To some of us, the stag bar at the 63-Club (later the China Seas, when the Navy took over its operation) was our home away from home -- the place where we gathered to unwind and be among friends.
It was sort of a cross between Cheers, from the TV series of the same name, and Monks, the diner on Seinfeld. Everybody knew your name and nobody was a stranger after his first visit. By your second or third visit, there was a good chance that Pete or Bobo, the regular bartenders, would have your usual drink ready by the time you made your way from the entrance to the bar.
It was located in a small building just a few yards away from the main entrance to the 63-Club. We'd sometimes stop by the stag bar for a quick cold one after work, then head over to the main club for something to eat. If you didn't want to make that trip, you could just order whatever you wanted to eat at the bar and the bartender would call it in. A few minutes later someone would deliver it or the bartender would make a quick run over to the kitchen to pick it up.
The stag bar was populated mostly by singles and a few of us married folks whose families were back in the States. It was a "safe" place for both groups. You could be yourself, have a good time, not spend very much money and mostly stay out of trouble. It was a refuge of sorts.
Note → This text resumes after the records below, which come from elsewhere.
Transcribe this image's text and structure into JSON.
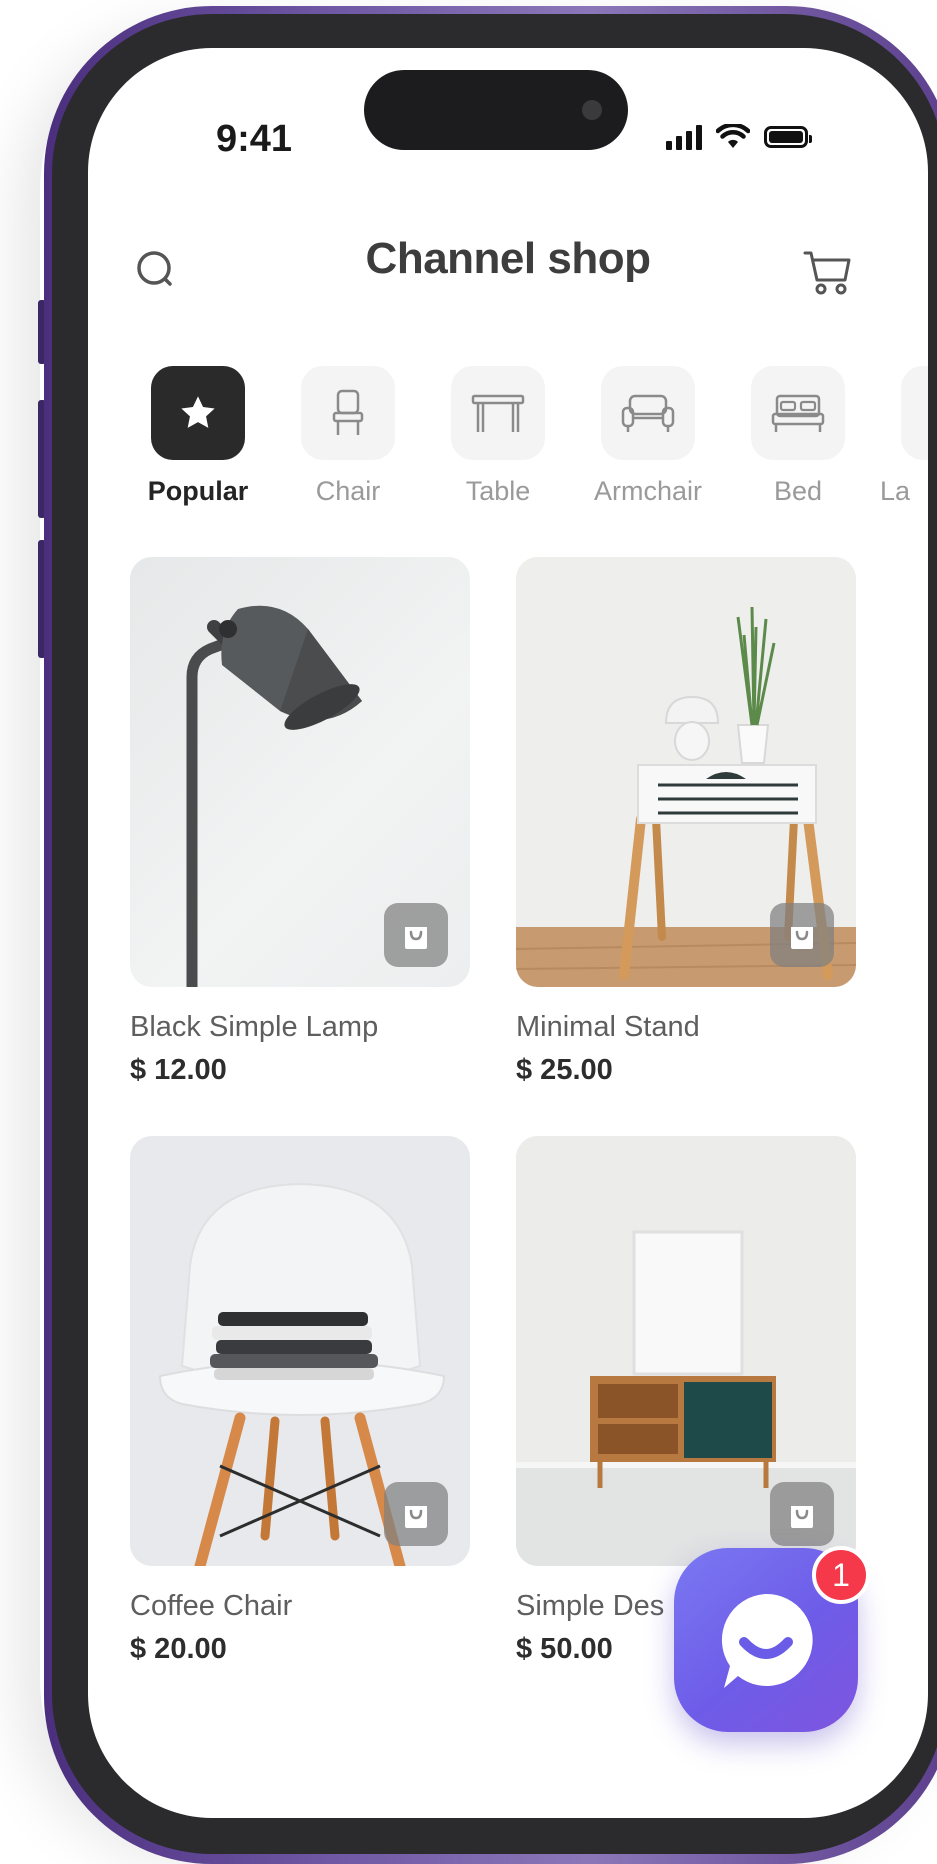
{
  "status_bar": {
    "time": "9:41"
  },
  "header": {
    "title": "Channel shop",
    "search_icon": "search-icon",
    "cart_icon": "cart-icon"
  },
  "categories": [
    {
      "label": "Popular",
      "icon": "star-icon",
      "active": true
    },
    {
      "label": "Chair",
      "icon": "chair-icon",
      "active": false
    },
    {
      "label": "Table",
      "icon": "table-icon",
      "active": false
    },
    {
      "label": "Armchair",
      "icon": "armchair-icon",
      "active": false
    },
    {
      "label": "Bed",
      "icon": "bed-icon",
      "active": false
    },
    {
      "label": "La",
      "icon": "lamp-icon",
      "active": false
    }
  ],
  "products": [
    {
      "name": "Black Simple Lamp",
      "price": "$ 12.00"
    },
    {
      "name": "Minimal Stand",
      "price": "$ 25.00"
    },
    {
      "name": "Coffee Chair",
      "price": "$ 20.00"
    },
    {
      "name": "Simple Des",
      "price": "$ 50.00"
    }
  ],
  "chat": {
    "badge_count": "1",
    "icon": "chat-smile-icon"
  },
  "colors": {
    "frame_purple": "#6e56a3",
    "bezel": "#2b2b2d",
    "active_category": "#2a2a2a",
    "chat_gradient_start": "#7a78f2",
    "chat_gradient_end": "#7e55df",
    "badge_red": "#f5394b"
  }
}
It was nothing fancy, just a few tables and booths, a couple of pool tables, a jukebox, a shuffleboard table and the bar along the back wall. Sometimes a card game or two -- mostly pinochle or blackjack -- would break out, often lasting all day on the weekends, with players shuffling in and out.
When I arrived there, it was a males-only environment. No wives, girlfriends, or anyone of the feminine persuasion was allowed, period. But one day the earth shifted on its axis. I remember clearly the afternoon when the door flew open and in walked a fit looking female who wasn't smiling. In her best command voice she proclaimed, "I am a petty officer in the United States Navy. I am going to sit at that bar over there and buy myself a drink." Everybody just went back to whatever they were doing and that was that. The next day a couple of other females wandered in and within a month the plate on the door was changed from Stag Bar to Casual Lounge. I don't think I ever saw that first female sailor in there again. I suppose she decided that she'd made her point and that was enough.
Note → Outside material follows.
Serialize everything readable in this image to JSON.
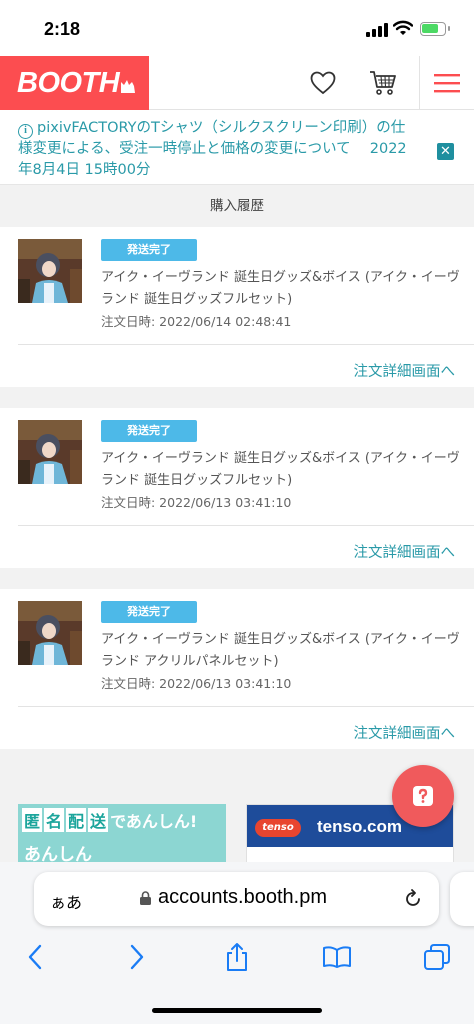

There was a brief period when someone set up a couple of beer cases to serve as a backstop at the end of one of the pool tables and craps became the game of the day. Some fairly serious money changed hands some nights and the club management (by then it was the Navy) banned the game within a month after it started. Most games were low stakes, like the occasional card games, but every now and then some of the players would get a little carried away.
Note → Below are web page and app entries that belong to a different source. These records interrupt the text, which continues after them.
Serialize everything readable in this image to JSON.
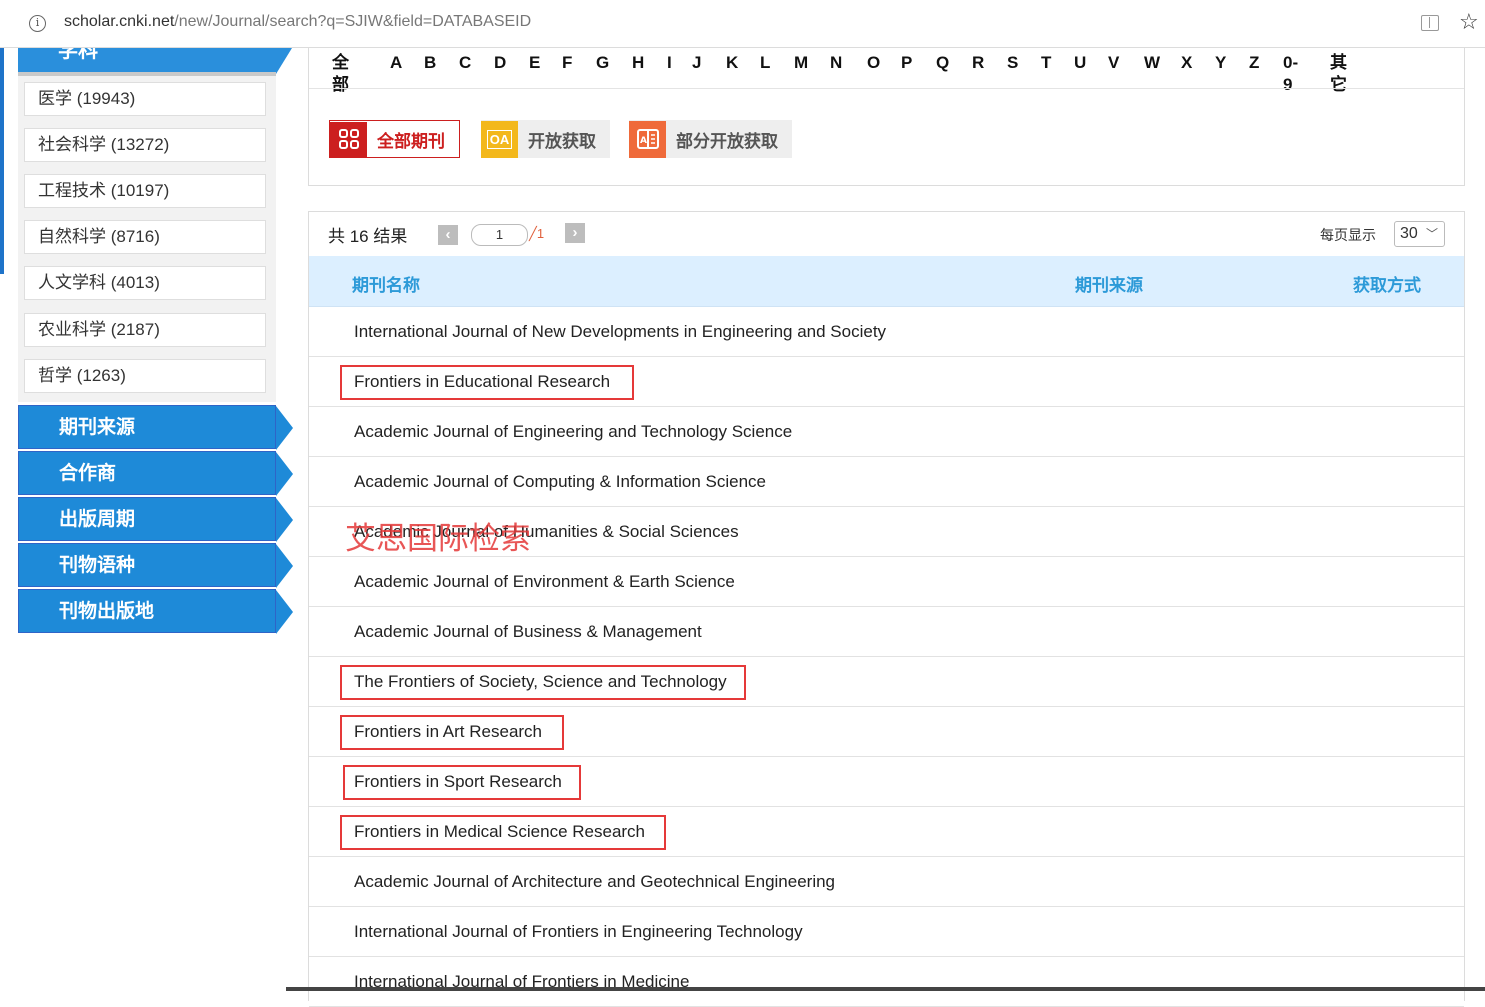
{
  "browser": {
    "url_host": "scholar.cnki.net",
    "url_path": "/new/Journal/search?q=SJIW&field=DATABASEID"
  },
  "sidebar": {
    "subject_header": "学科",
    "subjects": [
      {
        "label": "医学 (19943)"
      },
      {
        "label": "社会科学 (13272)"
      },
      {
        "label": "工程技术 (10197)"
      },
      {
        "label": "自然科学 (8716)"
      },
      {
        "label": "人文学科 (4013)"
      },
      {
        "label": "农业科学 (2187)"
      },
      {
        "label": "哲学 (1263)"
      }
    ],
    "nav": [
      {
        "label": "期刊来源"
      },
      {
        "label": "合作商"
      },
      {
        "label": "出版周期"
      },
      {
        "label": "刊物语种"
      },
      {
        "label": "刊物出版地"
      }
    ]
  },
  "filter": {
    "letters": [
      "全部",
      "A",
      "B",
      "C",
      "D",
      "E",
      "F",
      "G",
      "H",
      "I",
      "J",
      "K",
      "L",
      "M",
      "N",
      "O",
      "P",
      "Q",
      "R",
      "S",
      "T",
      "U",
      "V",
      "W",
      "X",
      "Y",
      "Z",
      "0-9",
      "其它"
    ],
    "access_all": "全部期刊",
    "access_oa": "开放获取",
    "access_partial": "部分开放获取",
    "oa_icon_text": "OA"
  },
  "results": {
    "count_text": "共 16 结果",
    "page_current": "1",
    "page_total": "╱1",
    "per_page_label": "每页显示",
    "per_page_value": "30",
    "columns": {
      "name": "期刊名称",
      "source": "期刊来源",
      "access": "获取方式"
    },
    "rows": [
      {
        "name": "International Journal of New Developments in Engineering and Society",
        "highlighted": false
      },
      {
        "name": "Frontiers in Educational Research",
        "highlighted": true
      },
      {
        "name": "Academic Journal of Engineering and Technology Science",
        "highlighted": false
      },
      {
        "name": "Academic Journal of Computing & Information Science",
        "highlighted": false
      },
      {
        "name": "Academic Journal of Humanities & Social Sciences",
        "highlighted": false
      },
      {
        "name": "Academic Journal of Environment & Earth Science",
        "highlighted": false
      },
      {
        "name": "Academic Journal of Business & Management",
        "highlighted": false
      },
      {
        "name": "The Frontiers of Society, Science and Technology",
        "highlighted": true
      },
      {
        "name": "Frontiers in Art Research",
        "highlighted": true
      },
      {
        "name": "Frontiers in Sport Research",
        "highlighted": true
      },
      {
        "name": "Frontiers in Medical Science Research",
        "highlighted": true
      },
      {
        "name": "Academic Journal of Architecture and Geotechnical Engineering",
        "highlighted": false
      },
      {
        "name": "International Journal of Frontiers in Engineering Technology",
        "highlighted": false
      },
      {
        "name": "International Journal of Frontiers in Medicine",
        "highlighted": false
      }
    ]
  },
  "watermark": "艾思国际检索",
  "colors": {
    "accent_blue": "#1e8ad8",
    "highlight_red": "#e53939",
    "header_blue_text": "#2d9ad8"
  }
}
There were occasional disagreements in the place from time to time, some of them pretty heated, but I never saw anything close to a fight or even a shoving match in the stag bar during all of my 15 months in Taipei.
We probably would have been better off spending all those hours doing something more constructive, but all things considered, my memories of the 63-Club/China Seas Club stag bar are very pleasant ones.